So, on the surface, this wasn't a book I would expect to like.  However, I really enjoyed the story and, most of all, the characters.  Their dialogue was funny -- often "laugh-out-loud-uproariously-like-a-total-geek" funny.  I cared about the characters, and I was always eager to find out what would happen next.  I even enjoyed the military parts, because it wasn’t just death and mayhem.  There were tactics and strategies and interesting character interactions.  Maybe I like military stories after all.


In spite of how much I enjoyed the story, I did sometimes feel like things were a little too over-the-top.  There was a lot of black and white in the story and not many shades of gray.  Brilliant, amazing heroes of great skill.  Horrible, vile villains who couldn’t see past their own evil desires which brought about their ultimate downfall.  It also seemed like everything Belisarius did worked out exactly as he planned.  Of course, he was a brilliant, amazing general of great skill.  And he had brilliant, amazing allies of great skill.  And he had some additional advantages as well.  But I kept expecting some missteps or setbacks.  The lack thereof was unrealistic enough to sometimes pull me out of the story.  These are the main reasons this book didn’t get a five-star rating from me.  However, despite that, I always found myself rooting for everything to go well for the heroes even while I was complaining internally that things always went well for the heroes.
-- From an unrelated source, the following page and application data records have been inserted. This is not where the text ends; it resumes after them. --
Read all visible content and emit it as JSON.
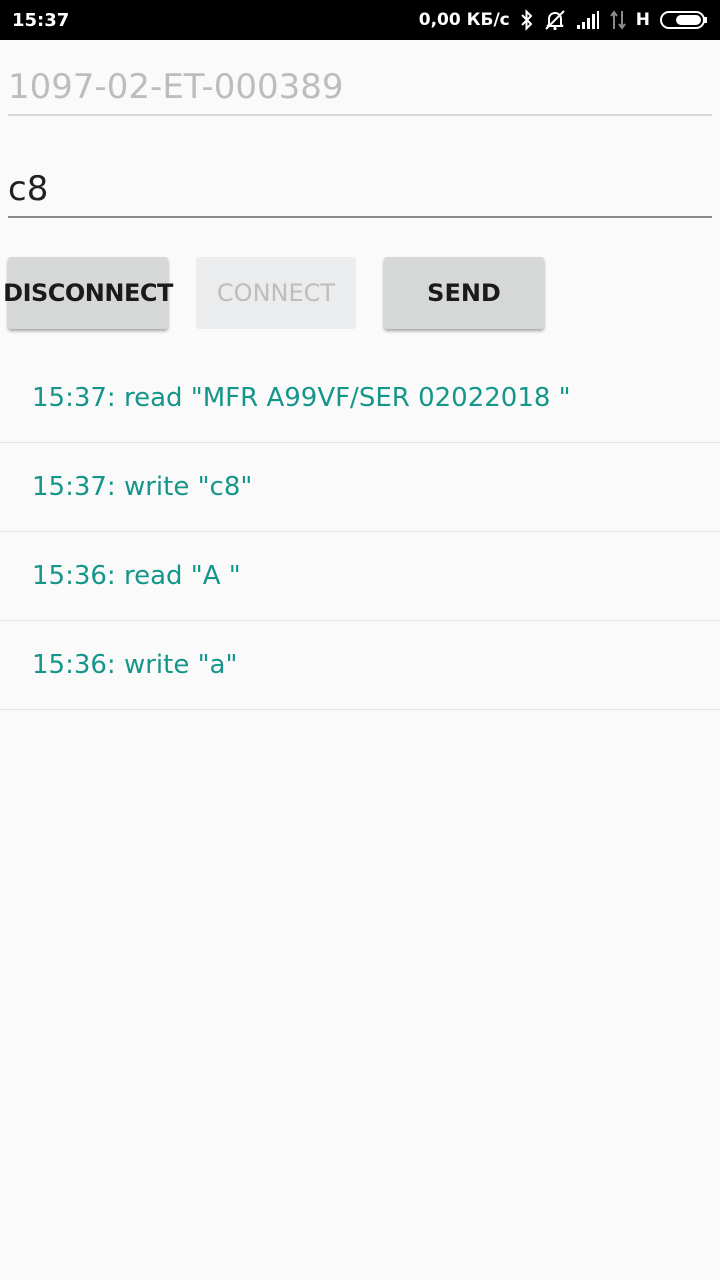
{
  "status_bar": {
    "time": "15:37",
    "network_speed": "0,00 КБ/с",
    "network_type": "H",
    "icons": [
      "bluetooth-icon",
      "notifications-off-icon",
      "signal-icon",
      "data-transfer-icon",
      "battery-icon"
    ]
  },
  "form": {
    "address_value": "1097-02-ET-000389",
    "command_value": "c8"
  },
  "buttons": {
    "disconnect": "DISCONNECT",
    "connect": "CONNECT",
    "send": "SEND"
  },
  "log": [
    "15:37: read \"MFR A99VF/SER 02022018 \"",
    "15:37: write \"c8\"",
    "15:36: read \"A \"",
    "15:36: write \"a\""
  ],
  "colors": {
    "log_text": "#16968a",
    "status_bar": "#000000",
    "background": "#fafafa"
  }
}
The story may be a little lacking in realism and grit and despair, but it was a very fun story and it made for a good change of pace.  I’m glad I gave it a try and didn’t just delete it with the assumption that I wouldn’t like it.  It looks like I won’t be deleting those other three books, either!